§ EXERCISE AIM
Where does the string "table" occur in the records? Copy each line that holds it.
[EXERCISE DATA Boundary: Start]
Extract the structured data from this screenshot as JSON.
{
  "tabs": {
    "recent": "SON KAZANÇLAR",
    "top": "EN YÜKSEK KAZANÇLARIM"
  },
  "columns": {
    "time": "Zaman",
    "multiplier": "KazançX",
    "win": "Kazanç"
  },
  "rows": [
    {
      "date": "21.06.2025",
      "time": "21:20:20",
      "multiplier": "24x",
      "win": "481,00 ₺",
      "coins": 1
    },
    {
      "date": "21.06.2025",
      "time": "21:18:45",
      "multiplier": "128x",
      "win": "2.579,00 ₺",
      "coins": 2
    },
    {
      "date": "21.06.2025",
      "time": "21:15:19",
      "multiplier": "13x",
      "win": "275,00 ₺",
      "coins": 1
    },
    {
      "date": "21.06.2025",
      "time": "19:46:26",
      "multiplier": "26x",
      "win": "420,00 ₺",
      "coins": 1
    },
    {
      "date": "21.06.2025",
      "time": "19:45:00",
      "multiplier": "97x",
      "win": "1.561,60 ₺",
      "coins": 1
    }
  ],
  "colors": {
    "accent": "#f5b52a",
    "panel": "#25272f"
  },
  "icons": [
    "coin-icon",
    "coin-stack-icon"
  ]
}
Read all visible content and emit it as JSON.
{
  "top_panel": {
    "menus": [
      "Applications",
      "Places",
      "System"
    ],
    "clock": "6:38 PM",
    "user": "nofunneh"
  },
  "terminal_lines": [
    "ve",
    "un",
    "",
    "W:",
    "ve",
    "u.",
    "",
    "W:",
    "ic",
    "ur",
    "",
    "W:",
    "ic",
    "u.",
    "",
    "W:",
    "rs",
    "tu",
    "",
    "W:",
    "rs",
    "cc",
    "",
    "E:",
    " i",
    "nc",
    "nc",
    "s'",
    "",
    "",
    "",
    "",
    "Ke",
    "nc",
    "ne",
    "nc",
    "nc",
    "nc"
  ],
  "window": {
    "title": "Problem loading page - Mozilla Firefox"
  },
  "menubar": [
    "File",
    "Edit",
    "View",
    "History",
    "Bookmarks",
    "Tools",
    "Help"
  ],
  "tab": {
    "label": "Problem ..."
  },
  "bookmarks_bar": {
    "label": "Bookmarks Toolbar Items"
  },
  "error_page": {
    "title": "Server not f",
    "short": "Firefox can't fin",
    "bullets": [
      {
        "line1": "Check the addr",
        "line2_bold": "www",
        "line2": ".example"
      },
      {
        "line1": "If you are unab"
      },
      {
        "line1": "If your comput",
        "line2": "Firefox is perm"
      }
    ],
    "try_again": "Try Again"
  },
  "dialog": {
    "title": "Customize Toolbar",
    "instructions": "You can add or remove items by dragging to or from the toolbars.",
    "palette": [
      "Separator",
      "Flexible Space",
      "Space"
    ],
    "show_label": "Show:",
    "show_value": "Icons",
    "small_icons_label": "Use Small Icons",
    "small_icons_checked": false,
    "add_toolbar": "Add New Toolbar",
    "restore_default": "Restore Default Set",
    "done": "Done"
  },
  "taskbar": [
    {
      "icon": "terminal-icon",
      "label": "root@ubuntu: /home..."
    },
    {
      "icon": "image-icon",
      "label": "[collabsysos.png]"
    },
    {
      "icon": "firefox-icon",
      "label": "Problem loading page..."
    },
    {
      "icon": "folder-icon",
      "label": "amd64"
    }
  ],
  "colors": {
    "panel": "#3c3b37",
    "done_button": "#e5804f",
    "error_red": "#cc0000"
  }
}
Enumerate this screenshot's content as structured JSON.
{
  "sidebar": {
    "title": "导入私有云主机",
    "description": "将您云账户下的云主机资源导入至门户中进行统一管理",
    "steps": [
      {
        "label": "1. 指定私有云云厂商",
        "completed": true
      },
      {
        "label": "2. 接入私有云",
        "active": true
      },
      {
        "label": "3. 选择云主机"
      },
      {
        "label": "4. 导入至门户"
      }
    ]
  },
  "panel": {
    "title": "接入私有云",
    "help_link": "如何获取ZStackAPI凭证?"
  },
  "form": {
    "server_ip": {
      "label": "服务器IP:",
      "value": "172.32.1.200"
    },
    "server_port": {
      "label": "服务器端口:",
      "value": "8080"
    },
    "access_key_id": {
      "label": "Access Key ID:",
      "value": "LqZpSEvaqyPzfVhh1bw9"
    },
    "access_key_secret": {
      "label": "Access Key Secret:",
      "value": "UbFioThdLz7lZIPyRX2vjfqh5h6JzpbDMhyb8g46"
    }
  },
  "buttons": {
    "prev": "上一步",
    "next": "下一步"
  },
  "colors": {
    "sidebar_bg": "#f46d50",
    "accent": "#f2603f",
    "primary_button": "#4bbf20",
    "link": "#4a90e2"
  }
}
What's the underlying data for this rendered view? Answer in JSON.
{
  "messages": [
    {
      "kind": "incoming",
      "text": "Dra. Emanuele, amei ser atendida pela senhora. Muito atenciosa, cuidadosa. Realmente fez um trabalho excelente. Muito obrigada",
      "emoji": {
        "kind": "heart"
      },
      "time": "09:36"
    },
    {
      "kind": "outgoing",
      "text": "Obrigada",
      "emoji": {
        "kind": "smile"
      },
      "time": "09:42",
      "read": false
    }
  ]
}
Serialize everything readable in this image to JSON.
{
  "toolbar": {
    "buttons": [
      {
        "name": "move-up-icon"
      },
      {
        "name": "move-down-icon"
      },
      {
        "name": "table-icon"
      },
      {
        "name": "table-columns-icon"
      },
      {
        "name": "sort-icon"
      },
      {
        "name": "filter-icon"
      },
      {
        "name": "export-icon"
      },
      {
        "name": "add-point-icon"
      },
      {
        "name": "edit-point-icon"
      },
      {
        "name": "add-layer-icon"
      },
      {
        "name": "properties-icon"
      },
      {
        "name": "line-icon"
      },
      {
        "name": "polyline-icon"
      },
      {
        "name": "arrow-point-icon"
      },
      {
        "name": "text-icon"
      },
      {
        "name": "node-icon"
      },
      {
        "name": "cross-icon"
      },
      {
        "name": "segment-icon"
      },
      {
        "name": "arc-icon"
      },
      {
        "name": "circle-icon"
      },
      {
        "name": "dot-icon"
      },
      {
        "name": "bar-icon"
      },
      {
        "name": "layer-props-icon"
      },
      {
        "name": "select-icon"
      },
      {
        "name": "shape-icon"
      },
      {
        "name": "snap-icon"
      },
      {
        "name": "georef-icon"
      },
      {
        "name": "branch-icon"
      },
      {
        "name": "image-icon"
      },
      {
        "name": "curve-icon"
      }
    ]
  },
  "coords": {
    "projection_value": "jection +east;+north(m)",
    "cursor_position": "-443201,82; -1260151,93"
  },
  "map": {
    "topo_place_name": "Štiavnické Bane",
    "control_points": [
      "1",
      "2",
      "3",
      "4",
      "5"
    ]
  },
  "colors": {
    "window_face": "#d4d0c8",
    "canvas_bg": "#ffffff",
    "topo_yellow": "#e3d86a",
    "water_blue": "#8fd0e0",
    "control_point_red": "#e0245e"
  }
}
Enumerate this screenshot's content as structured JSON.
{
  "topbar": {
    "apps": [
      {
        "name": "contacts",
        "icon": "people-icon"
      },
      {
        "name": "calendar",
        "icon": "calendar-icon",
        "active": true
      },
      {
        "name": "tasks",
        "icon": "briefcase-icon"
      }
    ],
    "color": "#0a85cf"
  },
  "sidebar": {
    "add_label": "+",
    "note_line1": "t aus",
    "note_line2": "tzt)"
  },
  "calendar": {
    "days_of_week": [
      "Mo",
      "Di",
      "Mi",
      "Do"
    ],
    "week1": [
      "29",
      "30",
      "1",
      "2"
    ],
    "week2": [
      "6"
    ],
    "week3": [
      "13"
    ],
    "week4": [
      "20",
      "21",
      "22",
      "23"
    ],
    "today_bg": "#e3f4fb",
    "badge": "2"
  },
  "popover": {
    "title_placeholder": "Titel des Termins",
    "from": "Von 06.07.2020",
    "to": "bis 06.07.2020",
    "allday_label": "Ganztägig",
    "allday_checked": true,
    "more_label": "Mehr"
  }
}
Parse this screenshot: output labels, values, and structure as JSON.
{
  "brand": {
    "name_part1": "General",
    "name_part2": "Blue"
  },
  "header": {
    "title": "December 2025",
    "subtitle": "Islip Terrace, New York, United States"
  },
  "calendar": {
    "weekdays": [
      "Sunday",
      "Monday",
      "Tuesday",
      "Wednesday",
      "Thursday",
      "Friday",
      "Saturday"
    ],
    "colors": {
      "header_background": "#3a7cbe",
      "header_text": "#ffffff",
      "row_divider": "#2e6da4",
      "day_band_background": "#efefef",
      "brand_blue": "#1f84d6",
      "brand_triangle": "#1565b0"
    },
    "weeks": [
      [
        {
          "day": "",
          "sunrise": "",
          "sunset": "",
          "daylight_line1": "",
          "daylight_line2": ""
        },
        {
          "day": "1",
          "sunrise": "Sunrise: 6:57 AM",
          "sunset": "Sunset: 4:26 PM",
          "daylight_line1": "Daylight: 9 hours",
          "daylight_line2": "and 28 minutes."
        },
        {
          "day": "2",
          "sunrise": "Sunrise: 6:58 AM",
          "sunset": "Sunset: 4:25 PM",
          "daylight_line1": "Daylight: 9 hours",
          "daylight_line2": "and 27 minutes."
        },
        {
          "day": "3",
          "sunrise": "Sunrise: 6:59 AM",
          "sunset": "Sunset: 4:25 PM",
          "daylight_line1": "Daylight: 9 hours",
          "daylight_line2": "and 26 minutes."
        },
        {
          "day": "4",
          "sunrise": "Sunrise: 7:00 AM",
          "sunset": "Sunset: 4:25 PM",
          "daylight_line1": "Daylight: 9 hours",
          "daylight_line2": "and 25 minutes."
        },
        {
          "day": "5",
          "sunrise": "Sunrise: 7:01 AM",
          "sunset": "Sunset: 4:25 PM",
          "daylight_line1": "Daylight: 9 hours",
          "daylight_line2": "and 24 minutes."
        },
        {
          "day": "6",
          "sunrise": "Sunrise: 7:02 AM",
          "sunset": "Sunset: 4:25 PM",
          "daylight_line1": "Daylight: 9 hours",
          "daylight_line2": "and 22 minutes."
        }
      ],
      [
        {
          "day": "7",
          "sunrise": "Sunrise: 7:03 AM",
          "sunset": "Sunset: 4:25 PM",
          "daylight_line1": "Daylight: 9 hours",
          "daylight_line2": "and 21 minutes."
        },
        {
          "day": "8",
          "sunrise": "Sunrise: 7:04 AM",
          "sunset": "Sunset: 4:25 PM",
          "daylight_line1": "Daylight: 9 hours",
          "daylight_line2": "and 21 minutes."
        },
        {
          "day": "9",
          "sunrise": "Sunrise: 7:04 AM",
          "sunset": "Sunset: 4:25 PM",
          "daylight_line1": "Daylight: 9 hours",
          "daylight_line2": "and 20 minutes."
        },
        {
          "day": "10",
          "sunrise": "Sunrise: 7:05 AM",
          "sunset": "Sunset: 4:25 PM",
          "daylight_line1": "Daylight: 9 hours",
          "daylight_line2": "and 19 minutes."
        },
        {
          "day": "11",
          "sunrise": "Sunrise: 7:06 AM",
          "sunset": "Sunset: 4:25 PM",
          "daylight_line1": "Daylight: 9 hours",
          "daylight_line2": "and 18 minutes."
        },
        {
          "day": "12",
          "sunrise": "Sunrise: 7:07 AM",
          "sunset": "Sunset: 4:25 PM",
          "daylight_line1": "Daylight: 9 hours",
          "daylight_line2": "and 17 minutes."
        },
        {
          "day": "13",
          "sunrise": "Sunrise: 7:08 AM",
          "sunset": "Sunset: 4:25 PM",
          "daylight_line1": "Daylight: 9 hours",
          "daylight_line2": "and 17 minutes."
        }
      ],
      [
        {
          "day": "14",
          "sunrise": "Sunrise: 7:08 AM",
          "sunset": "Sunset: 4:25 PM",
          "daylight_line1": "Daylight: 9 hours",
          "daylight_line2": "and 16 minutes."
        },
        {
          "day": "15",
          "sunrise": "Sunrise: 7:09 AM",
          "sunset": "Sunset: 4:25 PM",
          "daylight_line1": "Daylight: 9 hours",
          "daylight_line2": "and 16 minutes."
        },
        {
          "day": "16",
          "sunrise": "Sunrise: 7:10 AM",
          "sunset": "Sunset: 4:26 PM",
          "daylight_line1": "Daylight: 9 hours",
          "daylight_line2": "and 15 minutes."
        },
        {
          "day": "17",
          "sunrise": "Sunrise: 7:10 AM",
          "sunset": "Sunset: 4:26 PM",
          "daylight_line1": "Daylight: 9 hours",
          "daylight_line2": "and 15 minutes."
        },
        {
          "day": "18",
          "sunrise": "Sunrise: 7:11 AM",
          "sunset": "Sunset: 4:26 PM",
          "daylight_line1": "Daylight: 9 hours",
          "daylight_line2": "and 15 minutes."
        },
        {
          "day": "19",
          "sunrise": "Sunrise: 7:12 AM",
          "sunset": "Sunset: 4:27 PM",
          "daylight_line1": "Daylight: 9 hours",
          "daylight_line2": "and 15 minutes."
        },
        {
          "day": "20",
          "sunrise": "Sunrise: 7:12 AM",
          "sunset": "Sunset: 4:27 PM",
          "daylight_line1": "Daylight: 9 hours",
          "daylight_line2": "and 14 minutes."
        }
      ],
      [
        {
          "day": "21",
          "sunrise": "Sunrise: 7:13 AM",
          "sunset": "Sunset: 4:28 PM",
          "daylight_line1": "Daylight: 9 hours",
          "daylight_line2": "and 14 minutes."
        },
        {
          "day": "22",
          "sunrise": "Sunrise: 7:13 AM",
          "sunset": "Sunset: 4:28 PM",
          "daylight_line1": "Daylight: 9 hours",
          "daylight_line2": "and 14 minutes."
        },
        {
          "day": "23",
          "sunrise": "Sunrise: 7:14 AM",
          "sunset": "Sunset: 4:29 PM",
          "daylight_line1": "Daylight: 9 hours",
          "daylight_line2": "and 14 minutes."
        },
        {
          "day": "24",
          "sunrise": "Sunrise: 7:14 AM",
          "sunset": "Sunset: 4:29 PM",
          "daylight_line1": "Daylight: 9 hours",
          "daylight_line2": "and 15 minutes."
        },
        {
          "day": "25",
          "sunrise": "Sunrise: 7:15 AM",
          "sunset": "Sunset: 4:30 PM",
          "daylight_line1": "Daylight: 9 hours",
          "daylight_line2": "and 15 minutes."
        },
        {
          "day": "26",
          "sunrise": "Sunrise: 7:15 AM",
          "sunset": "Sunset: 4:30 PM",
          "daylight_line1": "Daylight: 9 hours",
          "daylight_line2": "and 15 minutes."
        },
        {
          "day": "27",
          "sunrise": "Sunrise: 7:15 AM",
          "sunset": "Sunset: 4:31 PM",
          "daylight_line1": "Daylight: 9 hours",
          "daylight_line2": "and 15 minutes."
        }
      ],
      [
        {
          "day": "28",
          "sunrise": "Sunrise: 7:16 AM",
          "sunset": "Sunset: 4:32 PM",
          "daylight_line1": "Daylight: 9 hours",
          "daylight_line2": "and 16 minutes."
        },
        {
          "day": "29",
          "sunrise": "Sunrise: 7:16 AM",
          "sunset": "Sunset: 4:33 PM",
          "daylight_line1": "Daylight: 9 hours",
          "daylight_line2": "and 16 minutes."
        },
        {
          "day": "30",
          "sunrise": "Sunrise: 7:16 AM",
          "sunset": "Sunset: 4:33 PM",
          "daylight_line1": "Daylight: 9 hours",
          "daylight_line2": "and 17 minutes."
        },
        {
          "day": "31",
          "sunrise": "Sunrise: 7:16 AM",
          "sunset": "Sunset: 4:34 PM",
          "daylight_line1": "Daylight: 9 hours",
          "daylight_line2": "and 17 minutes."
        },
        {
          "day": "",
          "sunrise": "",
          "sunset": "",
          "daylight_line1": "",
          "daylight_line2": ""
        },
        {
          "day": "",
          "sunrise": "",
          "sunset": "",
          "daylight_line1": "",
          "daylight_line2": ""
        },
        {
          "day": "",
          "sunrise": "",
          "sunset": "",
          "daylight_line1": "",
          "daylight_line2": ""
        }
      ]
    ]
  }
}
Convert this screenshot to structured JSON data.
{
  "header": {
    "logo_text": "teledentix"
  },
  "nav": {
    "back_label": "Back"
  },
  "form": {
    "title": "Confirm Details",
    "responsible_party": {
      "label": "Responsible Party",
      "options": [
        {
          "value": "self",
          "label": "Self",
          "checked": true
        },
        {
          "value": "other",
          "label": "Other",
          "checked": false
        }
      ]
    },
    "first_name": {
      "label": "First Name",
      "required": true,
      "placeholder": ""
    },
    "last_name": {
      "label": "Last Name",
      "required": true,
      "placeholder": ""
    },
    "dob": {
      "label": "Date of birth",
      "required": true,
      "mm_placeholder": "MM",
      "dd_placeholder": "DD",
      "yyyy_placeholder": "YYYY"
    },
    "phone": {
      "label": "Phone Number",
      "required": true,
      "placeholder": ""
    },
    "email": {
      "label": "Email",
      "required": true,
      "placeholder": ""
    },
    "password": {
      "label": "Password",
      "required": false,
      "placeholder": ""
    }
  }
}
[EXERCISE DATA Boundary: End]
§ ANSWER SECTION
        "name": "table-icon"
        "name": "table-columns-icon"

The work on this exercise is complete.